Somewhat modeled on the well-known executive doctor of management program at Case Western Reserve University’s Weatherhead School of Management, the Robinson degree is not focused on academia, although research and writing are critical elements.

The program, he said, is designed to develop leadership skills, to provide a background for dealing with global business issues and to use a variety of methods techniques for dealing with complex problems faced by a company.

“We provide methods of rigorous analysis that are different from acquiring knowledge for fields like finance and accounting,” he said.

The program draws on the experience of Georgia State’s business scholars who are actively involved including Lars Mathiassen, its academic director and co-founder of Robinson’s Center for Process Innovation.

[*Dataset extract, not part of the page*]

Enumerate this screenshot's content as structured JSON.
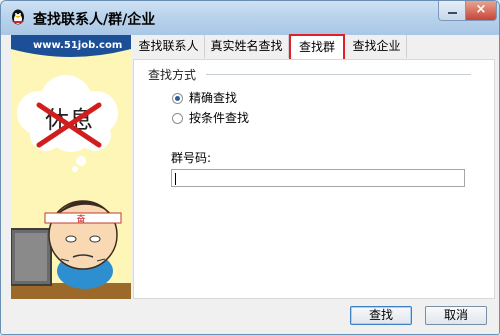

Dr. Mathiassen also holds the title of eminent scholar at the Georgia Research Alliance, a non-profit that brings together the capabilities of Georgia’s research universities, business community and state government to create opportunities to grow Georgia’s economy through scientific discovery.

“Our program is based on the idea of engaged scholarship, in which researchers engage in real-world business situations, collaborate with the involved key stakeholders and contribute to practical problem solving,” Dr. Mathiassen said.

He added that there would be an emphasis on writing since the students’ research would be published as contributions to a growing professional literature. Two to three students are to work closely with a research professor before engaging in their individual dissertation research.

Also, he said, each student can choose to focus on qualitative, quantitative or mixed research methodologies in contrast to the Case Western program where students develop the dissertation over a three-year period by engaging in separate qualitative and quantitative studies.

V. Kumar, executive director of Robinson’s Center for Excellence in Brand and Customer Management and the college’s Richard and Susan Lenny Distinguished Chair in Marketing, also is playing a critical role in the program.

To date, the program has drawn 17 students with an average age of 46, who have had more than 20 years of work experience. Twenty-five percent are from Fortune 500 companies, another 25 percent from independent companies and the remaining 50 percent from small- to medium-sized companies.

The current faculty-student ratio is 1-to-2 with 11 enrolled and six accepted into the second-year program. Applicants may apply for the second class until Aug. 25 when applications for a third class will be considered.

To learn more about the program, go to

Mr. Kalnitz may be reached by calling (404) 413-7187 or by sending an email to